A 16-pitch, 1-2-3 fourth left the Nationals’ starter at an efficient 51 pitches after four innings in San Francisco, and he was up to 65 total with a 5-1 lead after working around a one-out double in a 14-pitch bottom of the fifth.
Pablo Sandoval doubled down the right field line to start the sixth, however, and he scored from second on an RBI single by Brandon Belt in the next at bat, 5-2.
A walk to Buster Posey put two on with one out, but Sánchez got out of the inning with a three-run lead, at 87 pitches overall on the night. That was it for the Nats’ starter...
Aníbal Sánchez’s Line: 6.0 IP, 4 H, 2 R, 1 ER, 1 BB, 3 Ks, 87 P, 60 S, 7/7 GO/FO.
How nice has Aníbal Sánchez been since the start of May?— Washington Nationals (@Nationals) August 7, 2019
80.2 IP // 70 H // 25 ER // 23 BB // 69 K
That's a 2.79 ERA. pic.twitter.com/K9WofXpuRZ
Menez vs Washington: Conner Menez, the Giants’ 24-year-old, 2016 14th Round pick, made his MLB debut on July 21st, giving up three hits, two walks, and two earned runs over five innings on the mound against the New York Mets, receiving no decision in what ended up a 3-2 win.
Before he was called up, the left-hander put up a 3.29 ERA, 42 walks, and 132 strikeouts in 20 games (19 starts) and 104 innings pitched between Double-A and Triple-A in the Giants’ system.

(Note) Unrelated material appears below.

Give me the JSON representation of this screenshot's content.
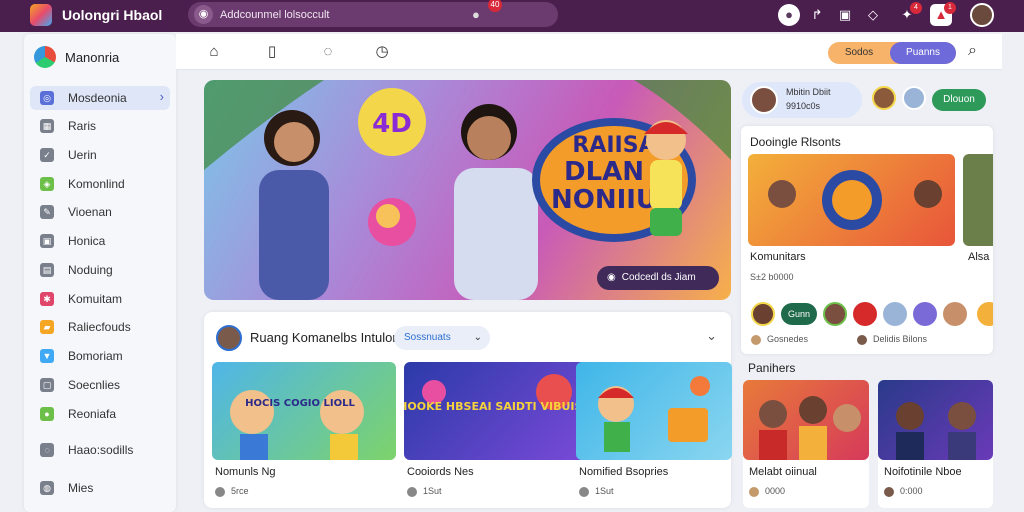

“He’s had a nice year,” San Francisco’s manager Bruce Bochy said, as quoted by MLB.com’s Maria Guardado. “That’s why he’s here. He started out well in Double-A and went to Triple-A and did a nice job there, [and] I thought he gave us a solid five innings in the game that he did start here.”
In his second big league start, the lefty walked two batters in the first, putting Trea Turner on before picking him off first one out later, before a two-out walk to Anthony Rendon (who walked more then he K’d in college) and back-to-back singles by Juan Soto and Kurt Suzuki brought the first run of the game in, making it 1-0 Nationals.

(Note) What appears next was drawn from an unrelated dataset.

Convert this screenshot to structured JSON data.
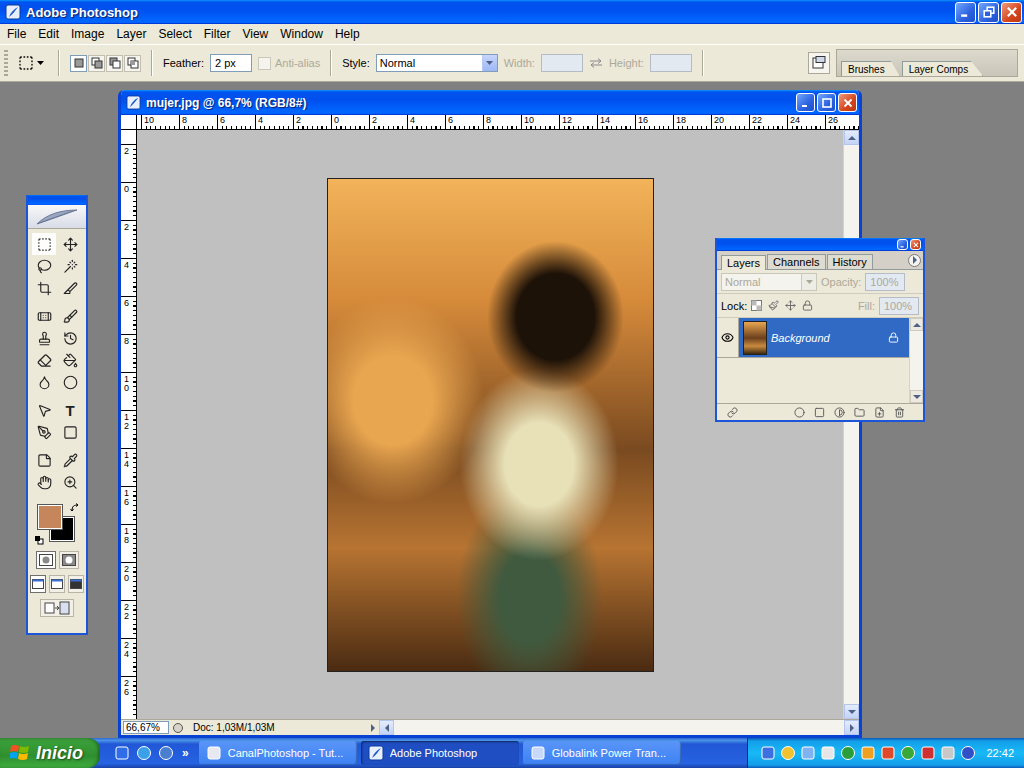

Turner walked again to lead off the third, took third base on a Gerardo Parra single to short left, and scored on a sac fly to center by Rendon, 2-0, and Kurt Suzuki followed one out later with a two-run blast to left on a 1-2 slider low and in that went out to left to make it a 4-0 game in the visiting team’s favor.
Turner, (after walking the first two times up), battled Menez for eight pitches in his third trip to the plate, and launched a no-doubter of a homer to left on a 3-2 fastball belt-high inside, sending his 10th of 2019 into the stands to make it a 5-0 game.

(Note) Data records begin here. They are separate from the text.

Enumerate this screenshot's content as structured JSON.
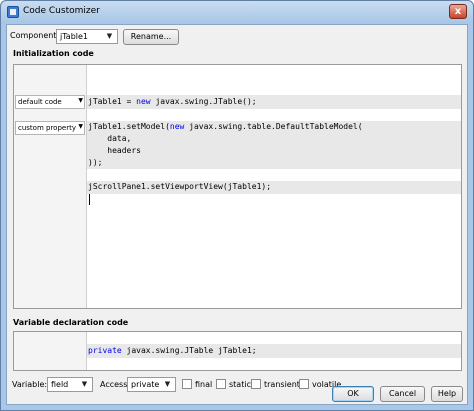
{
  "window": {
    "title": "Code Customizer",
    "close_glyph": "x"
  },
  "component": {
    "label": "Component:",
    "value": "jTable1",
    "rename_label": "Rename..."
  },
  "init_section": {
    "heading": "Initialization code"
  },
  "gutter": {
    "first": "default code",
    "second": "custom property"
  },
  "code_lines": {
    "l1": "jTable1 = new javax.swing.JTable();",
    "l2": "jTable1.setModel(new javax.swing.table.DefaultTableModel(",
    "l3": "    data,",
    "l4": "    headers",
    "l5": "));",
    "l6": "jScrollPane1.setViewportView(jTable1);"
  },
  "var_section": {
    "heading": "Variable declaration code",
    "line": "private javax.swing.JTable jTable1;"
  },
  "options": {
    "variable_label": "Variable:",
    "variable_value": "field",
    "access_label": "Access:",
    "access_value": "private",
    "final_label": "final",
    "static_label": "static",
    "transient_label": "transient",
    "volatile_label": "volatile"
  },
  "buttons": {
    "ok": "OK",
    "cancel": "Cancel",
    "help": "Help"
  }
}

Conner Menez’s Line: 6.0 IP, 6 H, 5 R, 5 ER, 3 BB, 4 Ks, 2 HRs, 99 P, 61 S, 5/2 GO/FO.
Call him ‘Zuk!: Kurt Suzuki came into the second game of three in Oracle Park swinging a hot bat, with a .276 AVG (8 for 29) in his last nine games, and a .266/.327/.458 line, seven doubles, 10 home runs, 16 walks, and 22 runs scored in his 52 starts this season, and hits in 14 of his last 20 starting assignments.
Suzuki singled to drive in the Nationals’ first run of the game off Giants’ lefty Conner Menez, driving Anthony Rendon (who walked more than he K’d in college) after a two-out free pass in the Nationals’ half of the first. His second time up, the veteran catcher hit a two-run home run to left that made it a 4-0 game in the visiting team’s favor.
Suzuki singled to start the sixth as well, 3 for 3, but he was doubled up in the next at bat.
BULLPEN ACTION: Jandel Gustave came on for San Francisco in the top of the seventh, and retired the Nats in order in a 14-pitch frame.
Former Giants’ reliever Hunter Strickland gave up a one-out single by Kevin Pillar and a two-out, RBI double by Pablo Sandoval in the seventh, but kept it there, 5-3 Nationals.
Gustave came back out for the top of the eighth and worked around a leadoff double by Gerardo Parra and an ROE when Anthony Rendon reached on an error by Pablo Sandoval.
Fernando Rodney worked around a one-out single in a scoreless, 16-pitch eighth.
Williams Jerez got an inning-ending double play out of Asdrúbal Cabrera after giving up a one-out single by Victor Robles.
Sean Doolittle came on for the save opportunity and gave up a one-out double by Kevin Pillar (3 for 4), but stranded him at third two outs later. Ballgame.
Final Score: 5-3 Nationals.
Nationals now 60-53